Count lines holding the string "info" in the data that follows. Reply with one number only.

"""

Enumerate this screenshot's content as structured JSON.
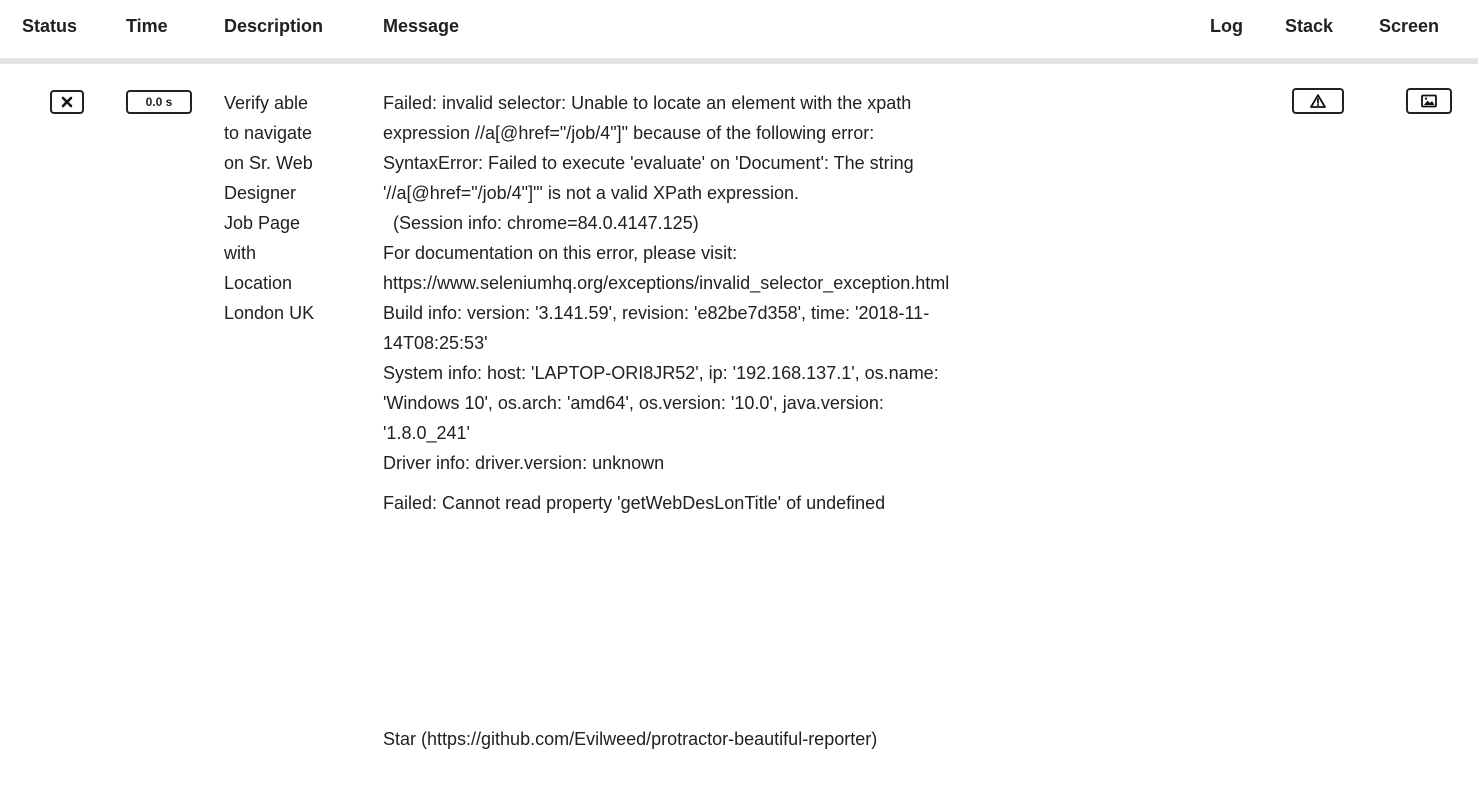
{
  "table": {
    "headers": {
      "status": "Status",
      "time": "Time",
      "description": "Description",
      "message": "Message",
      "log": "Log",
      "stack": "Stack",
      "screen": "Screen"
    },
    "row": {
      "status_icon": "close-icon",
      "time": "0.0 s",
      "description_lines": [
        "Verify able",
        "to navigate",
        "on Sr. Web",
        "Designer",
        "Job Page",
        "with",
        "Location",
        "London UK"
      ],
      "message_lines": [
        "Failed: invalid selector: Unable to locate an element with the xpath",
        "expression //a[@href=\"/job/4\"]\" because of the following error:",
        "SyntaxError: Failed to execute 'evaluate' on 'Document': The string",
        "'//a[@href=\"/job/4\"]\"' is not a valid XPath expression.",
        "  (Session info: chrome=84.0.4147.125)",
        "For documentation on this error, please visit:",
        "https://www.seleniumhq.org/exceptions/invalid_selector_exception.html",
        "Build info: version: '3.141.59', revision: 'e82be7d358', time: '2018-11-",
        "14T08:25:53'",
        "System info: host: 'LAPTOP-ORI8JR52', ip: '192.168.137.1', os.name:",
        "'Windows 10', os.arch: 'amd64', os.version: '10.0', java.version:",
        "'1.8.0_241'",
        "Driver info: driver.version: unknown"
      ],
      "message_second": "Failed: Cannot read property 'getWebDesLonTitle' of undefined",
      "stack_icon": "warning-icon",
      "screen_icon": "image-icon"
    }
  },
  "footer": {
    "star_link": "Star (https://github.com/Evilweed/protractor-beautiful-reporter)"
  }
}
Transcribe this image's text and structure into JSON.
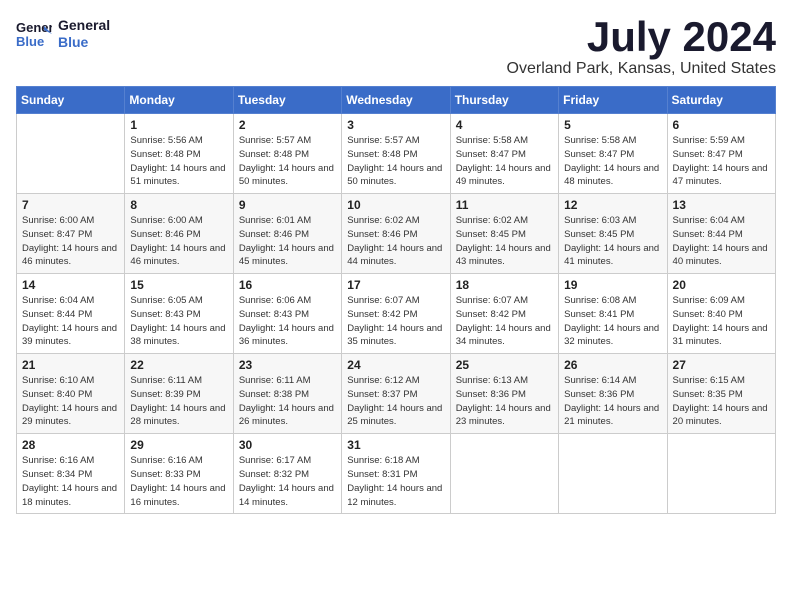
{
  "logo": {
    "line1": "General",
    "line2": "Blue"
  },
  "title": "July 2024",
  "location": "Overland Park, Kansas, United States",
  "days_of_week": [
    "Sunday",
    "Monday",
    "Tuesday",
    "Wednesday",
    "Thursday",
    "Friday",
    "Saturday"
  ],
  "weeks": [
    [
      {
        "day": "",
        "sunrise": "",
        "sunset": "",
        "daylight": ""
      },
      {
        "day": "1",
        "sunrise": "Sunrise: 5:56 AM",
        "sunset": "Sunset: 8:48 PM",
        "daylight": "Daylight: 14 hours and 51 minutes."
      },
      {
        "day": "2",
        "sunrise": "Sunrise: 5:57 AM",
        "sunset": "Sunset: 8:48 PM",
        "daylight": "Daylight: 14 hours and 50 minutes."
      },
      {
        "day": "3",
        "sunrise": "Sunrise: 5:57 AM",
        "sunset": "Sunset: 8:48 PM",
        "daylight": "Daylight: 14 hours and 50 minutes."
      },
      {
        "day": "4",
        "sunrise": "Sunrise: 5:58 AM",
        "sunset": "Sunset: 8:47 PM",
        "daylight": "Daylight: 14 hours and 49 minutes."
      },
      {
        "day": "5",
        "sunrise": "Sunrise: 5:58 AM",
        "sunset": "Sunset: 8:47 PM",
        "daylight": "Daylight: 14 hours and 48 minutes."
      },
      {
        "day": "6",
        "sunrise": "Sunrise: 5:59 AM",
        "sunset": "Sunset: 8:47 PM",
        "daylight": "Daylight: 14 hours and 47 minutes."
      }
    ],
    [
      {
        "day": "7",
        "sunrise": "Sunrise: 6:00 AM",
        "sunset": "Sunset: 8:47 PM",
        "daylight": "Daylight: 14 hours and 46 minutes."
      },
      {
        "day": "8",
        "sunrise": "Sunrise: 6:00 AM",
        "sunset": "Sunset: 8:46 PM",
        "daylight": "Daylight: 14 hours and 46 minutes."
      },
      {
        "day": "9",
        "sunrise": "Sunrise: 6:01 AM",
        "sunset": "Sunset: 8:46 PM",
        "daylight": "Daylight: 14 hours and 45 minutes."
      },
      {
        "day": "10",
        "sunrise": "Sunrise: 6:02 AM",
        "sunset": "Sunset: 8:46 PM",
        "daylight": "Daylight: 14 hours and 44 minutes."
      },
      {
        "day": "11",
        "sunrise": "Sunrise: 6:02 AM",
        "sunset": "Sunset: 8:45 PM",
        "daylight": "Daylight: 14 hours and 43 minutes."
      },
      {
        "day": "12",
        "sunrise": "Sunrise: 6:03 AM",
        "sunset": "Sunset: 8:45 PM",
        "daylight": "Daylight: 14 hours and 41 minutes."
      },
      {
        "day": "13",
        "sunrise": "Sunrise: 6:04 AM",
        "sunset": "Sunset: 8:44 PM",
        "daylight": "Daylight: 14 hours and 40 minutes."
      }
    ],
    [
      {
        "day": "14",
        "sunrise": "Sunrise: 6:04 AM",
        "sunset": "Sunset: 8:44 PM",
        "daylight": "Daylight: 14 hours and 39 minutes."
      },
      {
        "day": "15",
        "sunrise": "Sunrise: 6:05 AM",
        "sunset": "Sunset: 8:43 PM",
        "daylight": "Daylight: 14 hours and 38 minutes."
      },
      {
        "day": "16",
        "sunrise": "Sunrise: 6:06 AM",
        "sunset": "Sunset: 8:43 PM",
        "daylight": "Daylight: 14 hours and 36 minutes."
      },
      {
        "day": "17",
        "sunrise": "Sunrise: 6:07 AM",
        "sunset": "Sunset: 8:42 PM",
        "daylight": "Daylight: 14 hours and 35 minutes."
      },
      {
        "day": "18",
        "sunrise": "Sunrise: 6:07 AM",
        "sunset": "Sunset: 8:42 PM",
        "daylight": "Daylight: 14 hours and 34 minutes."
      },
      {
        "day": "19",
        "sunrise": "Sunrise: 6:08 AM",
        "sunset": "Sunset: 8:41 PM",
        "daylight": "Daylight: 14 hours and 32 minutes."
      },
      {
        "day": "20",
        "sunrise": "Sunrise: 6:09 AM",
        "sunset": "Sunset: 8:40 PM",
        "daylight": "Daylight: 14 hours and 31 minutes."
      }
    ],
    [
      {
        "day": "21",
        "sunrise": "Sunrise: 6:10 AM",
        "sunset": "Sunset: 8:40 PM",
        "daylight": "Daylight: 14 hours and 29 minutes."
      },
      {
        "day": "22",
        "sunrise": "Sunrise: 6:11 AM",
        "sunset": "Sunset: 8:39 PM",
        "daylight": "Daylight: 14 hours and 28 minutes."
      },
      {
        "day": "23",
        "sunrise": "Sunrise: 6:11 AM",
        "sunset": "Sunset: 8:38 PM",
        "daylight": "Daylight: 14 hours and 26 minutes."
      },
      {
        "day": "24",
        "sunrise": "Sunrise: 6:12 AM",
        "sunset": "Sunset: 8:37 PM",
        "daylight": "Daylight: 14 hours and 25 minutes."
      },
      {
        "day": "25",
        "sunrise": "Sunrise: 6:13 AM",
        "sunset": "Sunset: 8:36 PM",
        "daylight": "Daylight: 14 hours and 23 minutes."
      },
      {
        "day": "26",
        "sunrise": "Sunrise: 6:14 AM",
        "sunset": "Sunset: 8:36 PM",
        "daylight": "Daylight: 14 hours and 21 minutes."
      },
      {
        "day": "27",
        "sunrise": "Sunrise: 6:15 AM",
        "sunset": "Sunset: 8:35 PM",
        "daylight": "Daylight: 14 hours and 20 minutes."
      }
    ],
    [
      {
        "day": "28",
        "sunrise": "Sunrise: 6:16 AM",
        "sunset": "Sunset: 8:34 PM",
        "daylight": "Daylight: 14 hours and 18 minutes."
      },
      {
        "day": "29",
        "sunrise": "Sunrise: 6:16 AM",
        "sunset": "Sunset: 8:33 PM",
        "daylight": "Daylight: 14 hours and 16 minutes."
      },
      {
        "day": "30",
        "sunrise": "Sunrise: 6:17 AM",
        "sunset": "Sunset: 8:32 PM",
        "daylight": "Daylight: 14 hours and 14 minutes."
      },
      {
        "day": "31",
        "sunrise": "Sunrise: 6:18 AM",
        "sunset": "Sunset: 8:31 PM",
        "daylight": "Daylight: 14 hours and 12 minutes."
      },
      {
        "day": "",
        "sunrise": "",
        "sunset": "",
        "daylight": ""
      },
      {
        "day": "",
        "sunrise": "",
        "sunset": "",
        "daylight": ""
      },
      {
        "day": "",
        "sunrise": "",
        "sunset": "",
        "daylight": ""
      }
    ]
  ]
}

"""

• _Solution below_
4